• _Task description_
Needed from the entries below: every line that holds the word "icon".

• _Records supplied_

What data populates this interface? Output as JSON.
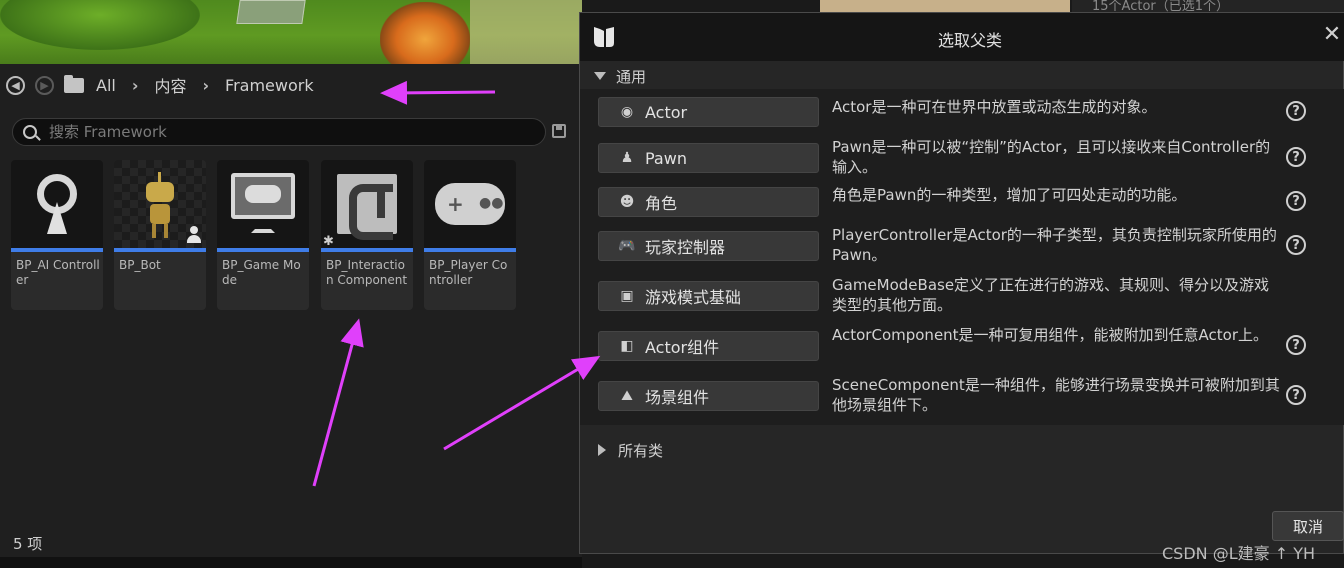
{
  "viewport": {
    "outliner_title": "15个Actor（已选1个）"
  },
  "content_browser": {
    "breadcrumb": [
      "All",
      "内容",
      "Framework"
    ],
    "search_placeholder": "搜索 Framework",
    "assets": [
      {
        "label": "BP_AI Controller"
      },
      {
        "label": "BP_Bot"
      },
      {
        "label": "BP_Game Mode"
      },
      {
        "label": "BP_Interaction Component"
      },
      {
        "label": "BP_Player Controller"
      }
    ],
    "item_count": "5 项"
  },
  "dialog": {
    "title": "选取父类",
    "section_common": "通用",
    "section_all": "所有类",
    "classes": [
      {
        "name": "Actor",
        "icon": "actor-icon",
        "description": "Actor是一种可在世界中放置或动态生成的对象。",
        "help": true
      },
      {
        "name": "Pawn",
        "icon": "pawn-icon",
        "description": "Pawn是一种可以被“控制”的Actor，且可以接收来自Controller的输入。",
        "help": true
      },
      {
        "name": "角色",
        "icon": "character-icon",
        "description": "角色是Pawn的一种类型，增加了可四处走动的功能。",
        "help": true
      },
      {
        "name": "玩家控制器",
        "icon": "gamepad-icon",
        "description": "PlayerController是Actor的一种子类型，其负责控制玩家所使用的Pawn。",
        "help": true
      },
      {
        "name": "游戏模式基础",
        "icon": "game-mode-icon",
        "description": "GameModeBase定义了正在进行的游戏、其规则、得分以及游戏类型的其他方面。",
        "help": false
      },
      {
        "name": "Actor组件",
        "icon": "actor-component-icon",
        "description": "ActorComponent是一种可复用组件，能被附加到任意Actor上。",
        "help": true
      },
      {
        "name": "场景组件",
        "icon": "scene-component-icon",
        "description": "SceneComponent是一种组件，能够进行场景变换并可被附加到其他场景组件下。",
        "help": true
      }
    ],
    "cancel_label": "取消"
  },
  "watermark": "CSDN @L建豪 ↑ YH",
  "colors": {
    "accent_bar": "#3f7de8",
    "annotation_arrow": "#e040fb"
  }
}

• _Exercise solution_
        "icon": "actor-icon",
        "icon": "pawn-icon",
        "icon": "character-icon",
        "icon": "gamepad-icon",
        "icon": "game-mode-icon",
        "icon": "actor-component-icon",
        "icon": "scene-component-icon",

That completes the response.